§ WORK ITEM:
If a line of the records holds the word "username", copy it out.
↓
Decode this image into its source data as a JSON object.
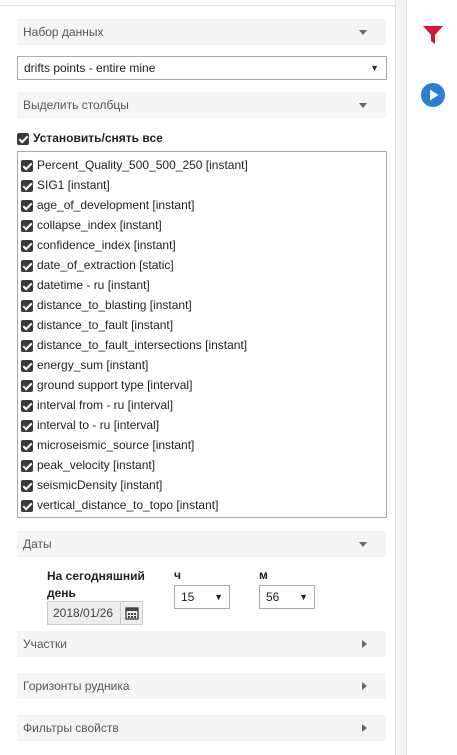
{
  "dataset": {
    "header": "Набор данных",
    "selected": "drifts points - entire mine"
  },
  "columns": {
    "header": "Выделить столбцы",
    "select_all_label": "Установить/снять все",
    "items": [
      "Percent_Quality_500_500_250 [instant]",
      "SIG1 [instant]",
      "age_of_development [instant]",
      "collapse_index [instant]",
      "confidence_index [instant]",
      "date_of_extraction [static]",
      "datetime - ru [instant]",
      "distance_to_blasting [instant]",
      "distance_to_fault [instant]",
      "distance_to_fault_intersections [instant]",
      "energy_sum [instant]",
      "ground support type [interval]",
      "interval from - ru [interval]",
      "interval to - ru [interval]",
      "microseismic_source [instant]",
      "peak_velocity [instant]",
      "seismicDensity [instant]",
      "vertical_distance_to_topo [instant]"
    ]
  },
  "dates": {
    "header": "Даты",
    "today_label": "На сегодняшний день",
    "date_value": "2018/01/26",
    "hour_label": "ч",
    "hour_value": "15",
    "minute_label": "м",
    "minute_value": "56"
  },
  "sections": {
    "areas": "Участки",
    "horizons": "Горизонты рудника",
    "property_filters": "Фильтры свойств"
  },
  "icons": {
    "filter_color": "#d9143a",
    "play_color": "#2a7fd4"
  }
}
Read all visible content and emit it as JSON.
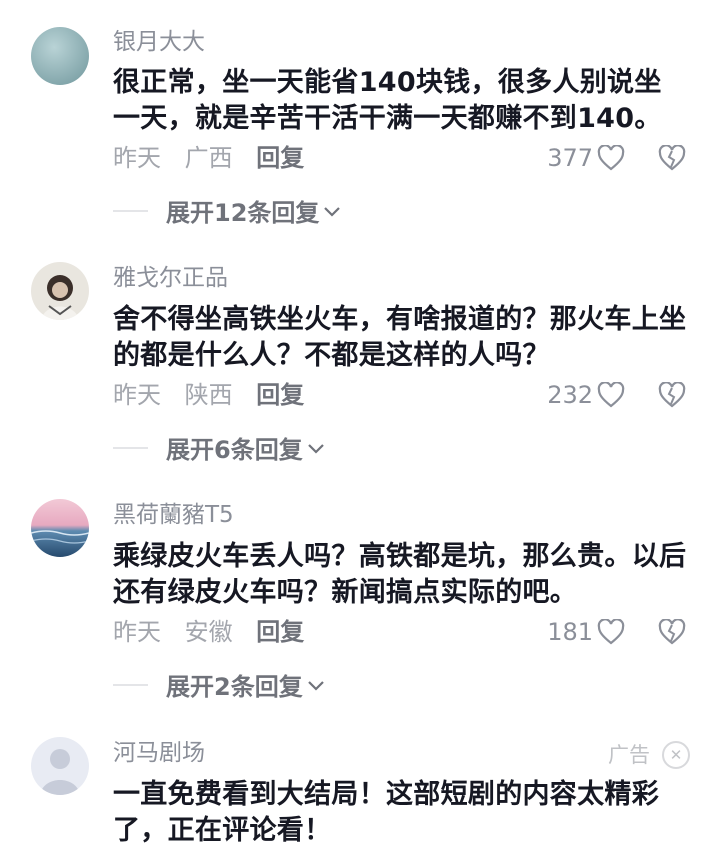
{
  "comments": [
    {
      "username": "银月大大",
      "text": "很正常，坐一天能省140块钱，很多人别说坐一天，就是辛苦干活干满一天都赚不到140。",
      "time": "昨天",
      "location": "广西",
      "reply_label": "回复",
      "likes": "377",
      "expand_label": "展开12条回复"
    },
    {
      "username": "雅戈尔正品",
      "text": "舍不得坐高铁坐火车，有啥报道的？那火车上坐的都是什么人？不都是这样的人吗？",
      "time": "昨天",
      "location": "陕西",
      "reply_label": "回复",
      "likes": "232",
      "expand_label": "展开6条回复"
    },
    {
      "username": "黑荷蘭豬T5",
      "text": "乘绿皮火车丢人吗？高铁都是坑，那么贵。以后还有绿皮火车吗？新闻搞点实际的吧。",
      "time": "昨天",
      "location": "安徽",
      "reply_label": "回复",
      "likes": "181",
      "expand_label": "展开2条回复"
    }
  ],
  "ad": {
    "username": "河马剧场",
    "label": "广告",
    "text": "一直免费看到大结局！这部短剧的内容太精彩了，正在评论看！"
  },
  "icons": {
    "like": "heart-outline-icon",
    "dislike": "broken-heart-icon",
    "expand": "chevron-down-icon",
    "close": "close-icon"
  }
}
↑
§ ANSWER TO THIS TASK:
      "username": "银月大大",
      "username": "雅戈尔正品",
      "username": "黑荷蘭豬T5",
    "username": "河马剧场",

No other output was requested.